◆ EXERCISE OBJECTIVE: Which lines in the data below contain the string "Bureaublad"? Show each one.

━━━ EXERCISE MATERIAL

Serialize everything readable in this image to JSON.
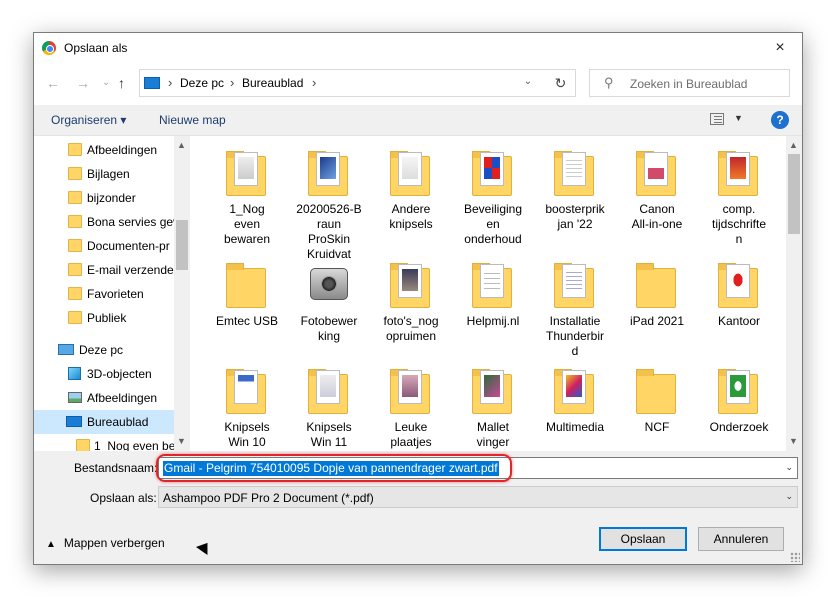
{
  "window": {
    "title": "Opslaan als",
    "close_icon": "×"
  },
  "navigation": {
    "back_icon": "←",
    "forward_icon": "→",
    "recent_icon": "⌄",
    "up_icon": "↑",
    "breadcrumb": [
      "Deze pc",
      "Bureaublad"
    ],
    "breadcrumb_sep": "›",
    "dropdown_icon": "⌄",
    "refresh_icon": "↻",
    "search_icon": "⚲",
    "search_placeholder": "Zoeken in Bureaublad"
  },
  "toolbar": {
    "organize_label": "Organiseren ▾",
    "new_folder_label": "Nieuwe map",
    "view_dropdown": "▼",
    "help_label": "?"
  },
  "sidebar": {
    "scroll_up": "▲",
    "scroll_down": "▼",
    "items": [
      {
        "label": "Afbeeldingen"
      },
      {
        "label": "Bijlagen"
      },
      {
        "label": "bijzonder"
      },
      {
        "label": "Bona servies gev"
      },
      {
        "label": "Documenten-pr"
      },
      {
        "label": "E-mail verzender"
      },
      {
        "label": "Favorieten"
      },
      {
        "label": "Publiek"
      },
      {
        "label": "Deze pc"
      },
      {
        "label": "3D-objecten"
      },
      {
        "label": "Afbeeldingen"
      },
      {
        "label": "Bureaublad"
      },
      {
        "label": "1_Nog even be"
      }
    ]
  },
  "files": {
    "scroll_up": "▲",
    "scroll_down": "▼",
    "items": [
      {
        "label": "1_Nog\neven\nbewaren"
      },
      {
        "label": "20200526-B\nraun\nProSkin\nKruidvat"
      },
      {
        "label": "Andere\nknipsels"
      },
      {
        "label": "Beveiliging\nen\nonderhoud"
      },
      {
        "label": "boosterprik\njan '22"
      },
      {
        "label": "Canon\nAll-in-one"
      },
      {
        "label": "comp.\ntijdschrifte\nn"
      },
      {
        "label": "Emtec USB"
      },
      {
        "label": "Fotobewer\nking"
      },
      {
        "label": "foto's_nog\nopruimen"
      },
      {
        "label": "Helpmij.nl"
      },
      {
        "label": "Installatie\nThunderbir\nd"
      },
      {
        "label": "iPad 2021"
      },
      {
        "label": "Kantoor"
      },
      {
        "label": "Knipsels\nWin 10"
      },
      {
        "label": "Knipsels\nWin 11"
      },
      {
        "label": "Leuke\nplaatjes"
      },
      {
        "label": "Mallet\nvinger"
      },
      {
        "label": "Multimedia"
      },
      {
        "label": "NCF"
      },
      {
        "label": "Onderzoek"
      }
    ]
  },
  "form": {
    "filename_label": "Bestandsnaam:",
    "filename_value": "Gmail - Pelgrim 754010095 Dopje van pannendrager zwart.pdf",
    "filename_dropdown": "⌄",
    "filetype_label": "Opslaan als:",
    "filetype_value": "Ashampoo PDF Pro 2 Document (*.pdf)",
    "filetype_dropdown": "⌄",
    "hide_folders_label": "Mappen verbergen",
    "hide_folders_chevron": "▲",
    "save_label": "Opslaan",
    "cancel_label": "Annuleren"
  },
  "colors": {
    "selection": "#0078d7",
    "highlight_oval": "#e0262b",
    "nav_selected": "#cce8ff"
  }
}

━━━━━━
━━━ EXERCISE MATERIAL

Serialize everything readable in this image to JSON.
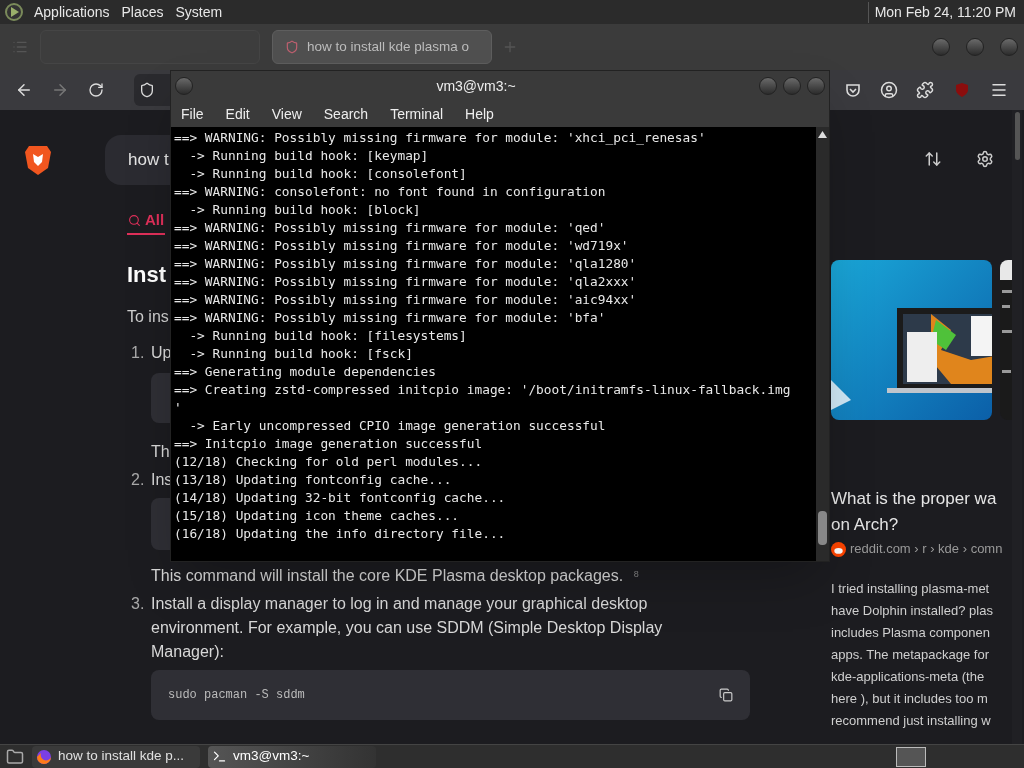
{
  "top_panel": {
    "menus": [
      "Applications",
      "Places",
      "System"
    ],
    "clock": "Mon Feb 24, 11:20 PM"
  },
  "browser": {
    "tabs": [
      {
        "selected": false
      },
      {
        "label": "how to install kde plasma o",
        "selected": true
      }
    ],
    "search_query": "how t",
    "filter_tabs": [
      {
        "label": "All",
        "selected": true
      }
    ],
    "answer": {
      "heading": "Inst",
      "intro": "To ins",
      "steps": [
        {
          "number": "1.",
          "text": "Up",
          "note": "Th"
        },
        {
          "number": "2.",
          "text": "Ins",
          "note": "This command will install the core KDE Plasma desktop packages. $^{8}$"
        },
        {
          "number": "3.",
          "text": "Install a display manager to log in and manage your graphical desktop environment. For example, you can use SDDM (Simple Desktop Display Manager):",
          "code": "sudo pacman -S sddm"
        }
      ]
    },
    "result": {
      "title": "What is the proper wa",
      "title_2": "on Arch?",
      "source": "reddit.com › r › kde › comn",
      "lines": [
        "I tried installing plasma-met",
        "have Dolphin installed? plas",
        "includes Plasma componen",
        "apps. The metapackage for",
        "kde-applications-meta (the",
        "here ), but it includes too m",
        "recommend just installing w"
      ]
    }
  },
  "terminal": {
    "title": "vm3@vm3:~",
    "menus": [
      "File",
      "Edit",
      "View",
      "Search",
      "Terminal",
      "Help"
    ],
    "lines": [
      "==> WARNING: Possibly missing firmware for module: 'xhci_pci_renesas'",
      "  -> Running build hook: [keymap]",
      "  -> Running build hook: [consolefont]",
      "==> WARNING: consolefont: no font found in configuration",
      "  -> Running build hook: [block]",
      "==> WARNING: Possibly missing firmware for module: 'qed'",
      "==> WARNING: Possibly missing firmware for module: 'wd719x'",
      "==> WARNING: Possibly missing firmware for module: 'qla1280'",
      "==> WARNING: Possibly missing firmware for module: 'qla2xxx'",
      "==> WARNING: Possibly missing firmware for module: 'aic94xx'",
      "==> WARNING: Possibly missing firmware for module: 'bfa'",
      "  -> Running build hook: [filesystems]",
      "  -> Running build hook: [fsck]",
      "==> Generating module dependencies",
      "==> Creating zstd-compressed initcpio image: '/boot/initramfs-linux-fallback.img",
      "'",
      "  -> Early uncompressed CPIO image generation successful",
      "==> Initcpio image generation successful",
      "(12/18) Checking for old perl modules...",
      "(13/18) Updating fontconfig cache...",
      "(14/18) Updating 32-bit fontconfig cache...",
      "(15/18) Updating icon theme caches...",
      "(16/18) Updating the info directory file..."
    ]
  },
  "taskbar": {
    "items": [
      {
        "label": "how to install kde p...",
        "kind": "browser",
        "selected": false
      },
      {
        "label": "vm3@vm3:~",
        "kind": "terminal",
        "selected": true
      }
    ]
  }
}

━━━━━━

◆ SOLUTION TO THIS EXERCISE:
      "Bureaublad"
    "search_placeholder": "Zoeken in Bureaublad"
        "label": "Bureaublad"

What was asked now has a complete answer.